*About this exercise*. Output each of the entries exactly, skipping every picture they contain.

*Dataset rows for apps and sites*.
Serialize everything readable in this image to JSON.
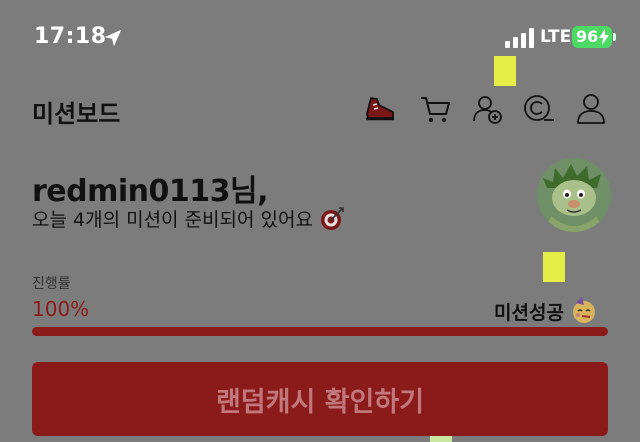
{
  "status_bar": {
    "time": "17:18",
    "network": "LTE",
    "battery": "96"
  },
  "header": {
    "title": "미션보드",
    "icons": [
      "sneaker-icon",
      "cart-icon",
      "add-friend-icon",
      "coin-icon",
      "profile-icon"
    ]
  },
  "profile": {
    "username": "redmin0113님,",
    "subtitle": "오늘 4개의 미션이 준비되어 있어요"
  },
  "progress": {
    "label": "진행률",
    "value_text": "100%",
    "value": 1.0,
    "status": "미션성공"
  },
  "cta": {
    "label": "랜덤캐시 확인하기"
  },
  "colors": {
    "accent": "#8b1a1a",
    "overlay": "#7c7c7c",
    "marker": "#e4ee46"
  }
}
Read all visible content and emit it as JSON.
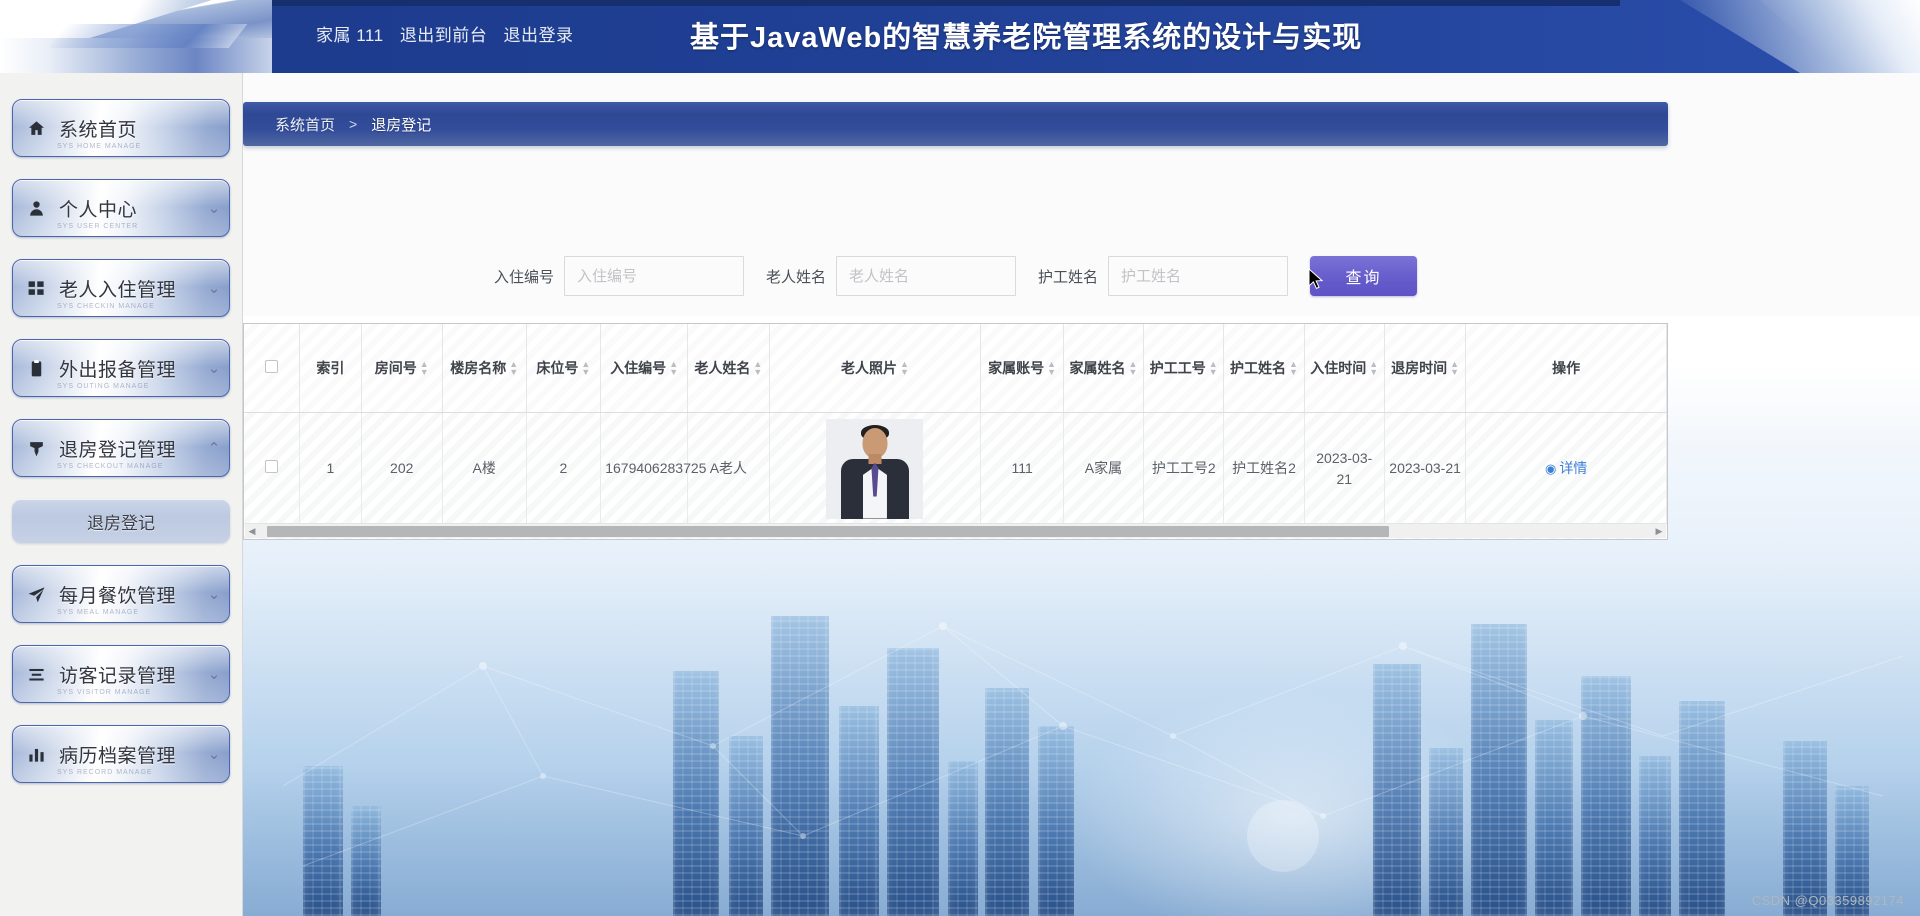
{
  "header": {
    "user_segments": [
      "家属 111",
      "退出到前台",
      "退出登录"
    ],
    "title": "基于JavaWeb的智慧养老院管理系统的设计与实现"
  },
  "sidebar": {
    "items": [
      {
        "label": "系统首页",
        "icon": "home-icon",
        "arrow": "",
        "ghost": "SYS HOME MANAGE"
      },
      {
        "label": "个人中心",
        "icon": "user-icon",
        "arrow": "⌄",
        "ghost": "SYS USER CENTER"
      },
      {
        "label": "老人入住管理",
        "icon": "grid-icon",
        "arrow": "⌄",
        "ghost": "SYS CHECKIN MANAGE"
      },
      {
        "label": "外出报备管理",
        "icon": "clipboard-icon",
        "arrow": "⌄",
        "ghost": "SYS OUTING MANAGE"
      },
      {
        "label": "退房登记管理",
        "icon": "pin-icon",
        "arrow": "⌃",
        "ghost": "SYS CHECKOUT MANAGE"
      },
      {
        "label": "每月餐饮管理",
        "icon": "send-icon",
        "arrow": "⌄",
        "ghost": "SYS MEAL MANAGE"
      },
      {
        "label": "访客记录管理",
        "icon": "list-icon",
        "arrow": "⌄",
        "ghost": "SYS VISITOR MANAGE"
      },
      {
        "label": "病历档案管理",
        "icon": "chart-icon",
        "arrow": "⌄",
        "ghost": "SYS RECORD MANAGE"
      }
    ],
    "submenu": {
      "label": "退房登记",
      "after_index": 4
    }
  },
  "breadcrumb": {
    "home": "系统首页",
    "separator": ">",
    "current": "退房登记"
  },
  "search": {
    "fields": [
      {
        "label": "入住编号",
        "placeholder": "入住编号",
        "value": ""
      },
      {
        "label": "老人姓名",
        "placeholder": "老人姓名",
        "value": ""
      },
      {
        "label": "护工姓名",
        "placeholder": "护工姓名",
        "value": ""
      }
    ],
    "button_label": "查询"
  },
  "table": {
    "columns": [
      {
        "key": "checkbox",
        "label": "",
        "sortable": false
      },
      {
        "key": "index",
        "label": "索引",
        "sortable": false
      },
      {
        "key": "room_no",
        "label": "房间号",
        "sortable": true
      },
      {
        "key": "building",
        "label": "楼房名称",
        "sortable": true
      },
      {
        "key": "bed_no",
        "label": "床位号",
        "sortable": true
      },
      {
        "key": "checkin_id",
        "label": "入住编号",
        "sortable": true
      },
      {
        "key": "elder_name",
        "label": "老人姓名",
        "sortable": true
      },
      {
        "key": "photo",
        "label": "老人照片",
        "sortable": true
      },
      {
        "key": "family_acc",
        "label": "家属账号",
        "sortable": true
      },
      {
        "key": "family_name",
        "label": "家属姓名",
        "sortable": true
      },
      {
        "key": "nurse_no",
        "label": "护工工号",
        "sortable": true
      },
      {
        "key": "nurse_name",
        "label": "护工姓名",
        "sortable": true
      },
      {
        "key": "checkin_time",
        "label": "入住时间",
        "sortable": true
      },
      {
        "key": "checkout_time",
        "label": "退房时间",
        "sortable": true
      },
      {
        "key": "action",
        "label": "操作",
        "sortable": false
      }
    ],
    "rows": [
      {
        "index": "1",
        "room_no": "202",
        "building": "A楼",
        "bed_no": "2",
        "checkin_id": "1679406283725",
        "elder_name": "A老人",
        "photo_alt": "老人照片",
        "family_acc": "111",
        "family_name": "A家属",
        "nurse_no": "护工工号2",
        "nurse_name": "护工姓名2",
        "checkin_time": "2023-03-21",
        "checkout_time": "2023-03-21",
        "action_label": "详情"
      }
    ]
  },
  "scrollbar": {
    "left_arrow": "◀",
    "right_arrow": "▶"
  },
  "watermark": "CSDN @Q03359892174",
  "colors": {
    "header_blue": "#1f3f94",
    "crumb_blue": "#33499a",
    "accent_purple": "#6258c8",
    "link_blue": "#3d80d9"
  }
}
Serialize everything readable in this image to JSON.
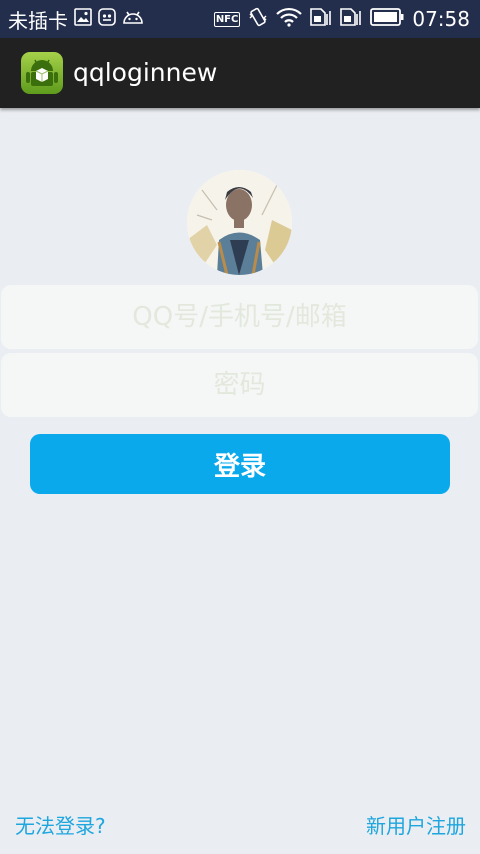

*Expected answer*.
Serialize everything readable in this image to JSON.
{
  "status_bar": {
    "time": "17:18",
    "network": "LTE",
    "battery": "96"
  },
  "header": {
    "title": "미션보드",
    "icons": [
      "sneaker-icon",
      "cart-icon",
      "add-friend-icon",
      "coin-icon",
      "profile-icon"
    ]
  },
  "profile": {
    "username": "redmin0113님,",
    "subtitle": "오늘 4개의 미션이 준비되어 있어요"
  },
  "progress": {
    "label": "진행률",
    "value_text": "100%",
    "value": 1.0,
    "status": "미션성공"
  },
  "cta": {
    "label": "랜덤캐시 확인하기"
  },
  "colors": {
    "accent": "#8b1a1a",
    "overlay": "#7c7c7c",
    "marker": "#e4ee46"
  }
}
Read all visible content and emit it as JSON.
{
  "header": {
    "user_segments": [
      "家属 111",
      "退出到前台",
      "退出登录"
    ],
    "title": "基于JavaWeb的智慧养老院管理系统的设计与实现"
  },
  "sidebar": {
    "items": [
      {
        "label": "系统首页",
        "icon": "home-icon",
        "arrow": "",
        "ghost": "SYS HOME MANAGE"
      },
      {
        "label": "个人中心",
        "icon": "user-icon",
        "arrow": "⌄",
        "ghost": "SYS USER CENTER"
      },
      {
        "label": "老人入住管理",
        "icon": "grid-icon",
        "arrow": "⌄",
        "ghost": "SYS CHECKIN MANAGE"
      },
      {
        "label": "外出报备管理",
        "icon": "clipboard-icon",
        "arrow": "⌄",
        "ghost": "SYS OUTING MANAGE"
      },
      {
        "label": "退房登记管理",
        "icon": "pin-icon",
        "arrow": "⌃",
        "ghost": "SYS CHECKOUT MANAGE"
      },
      {
        "label": "每月餐饮管理",
        "icon": "send-icon",
        "arrow": "⌄",
        "ghost": "SYS MEAL MANAGE"
      },
      {
        "label": "访客记录管理",
        "icon": "list-icon",
        "arrow": "⌄",
        "ghost": "SYS VISITOR MANAGE"
      },
      {
        "label": "病历档案管理",
        "icon": "chart-icon",
        "arrow": "⌄",
        "ghost": "SYS RECORD MANAGE"
      }
    ],
    "submenu": {
      "label": "退房登记",
      "after_index": 4
    }
  },
  "breadcrumb": {
    "home": "系统首页",
    "separator": ">",
    "current": "退房登记"
  },
  "search": {
    "fields": [
      {
        "label": "入住编号",
        "placeholder": "入住编号",
        "value": ""
      },
      {
        "label": "老人姓名",
        "placeholder": "老人姓名",
        "value": ""
      },
      {
        "label": "护工姓名",
        "placeholder": "护工姓名",
        "value": ""
      }
    ],
    "button_label": "查询"
  },
  "table": {
    "columns": [
      {
        "key": "checkbox",
        "label": "",
        "sortable": false
      },
      {
        "key": "index",
        "label": "索引",
        "sortable": false
      },
      {
        "key": "room_no",
        "label": "房间号",
        "sortable": true
      },
      {
        "key": "building",
        "label": "楼房名称",
        "sortable": true
      },
      {
        "key": "bed_no",
        "label": "床位号",
        "sortable": true
      },
      {
        "key": "checkin_id",
        "label": "入住编号",
        "sortable": true
      },
      {
        "key": "elder_name",
        "label": "老人姓名",
        "sortable": true
      },
      {
        "key": "photo",
        "label": "老人照片",
        "sortable": true
      },
      {
        "key": "family_acc",
        "label": "家属账号",
        "sortable": true
      },
      {
        "key": "family_name",
        "label": "家属姓名",
        "sortable": true
      },
      {
        "key": "nurse_no",
        "label": "护工工号",
        "sortable": true
      },
      {
        "key": "nurse_name",
        "label": "护工姓名",
        "sortable": true
      },
      {
        "key": "checkin_time",
        "label": "入住时间",
        "sortable": true
      },
      {
        "key": "checkout_time",
        "label": "退房时间",
        "sortable": true
      },
      {
        "key": "action",
        "label": "操作",
        "sortable": false
      }
    ],
    "rows": [
      {
        "index": "1",
        "room_no": "202",
        "building": "A楼",
        "bed_no": "2",
        "checkin_id": "1679406283725",
        "elder_name": "A老人",
        "photo_alt": "老人照片",
        "family_acc": "111",
        "family_name": "A家属",
        "nurse_no": "护工工号2",
        "nurse_name": "护工姓名2",
        "checkin_time": "2023-03-21",
        "checkout_time": "2023-03-21",
        "action_label": "详情"
      }
    ]
  },
  "scrollbar": {
    "left_arrow": "◀",
    "right_arrow": "▶"
  },
  "watermark": "CSDN @Q03359892174",
  "colors": {
    "header_blue": "#1f3f94",
    "crumb_blue": "#33499a",
    "accent_purple": "#6258c8",
    "link_blue": "#3d80d9"
  }
}
Serialize everything readable in this image to JSON.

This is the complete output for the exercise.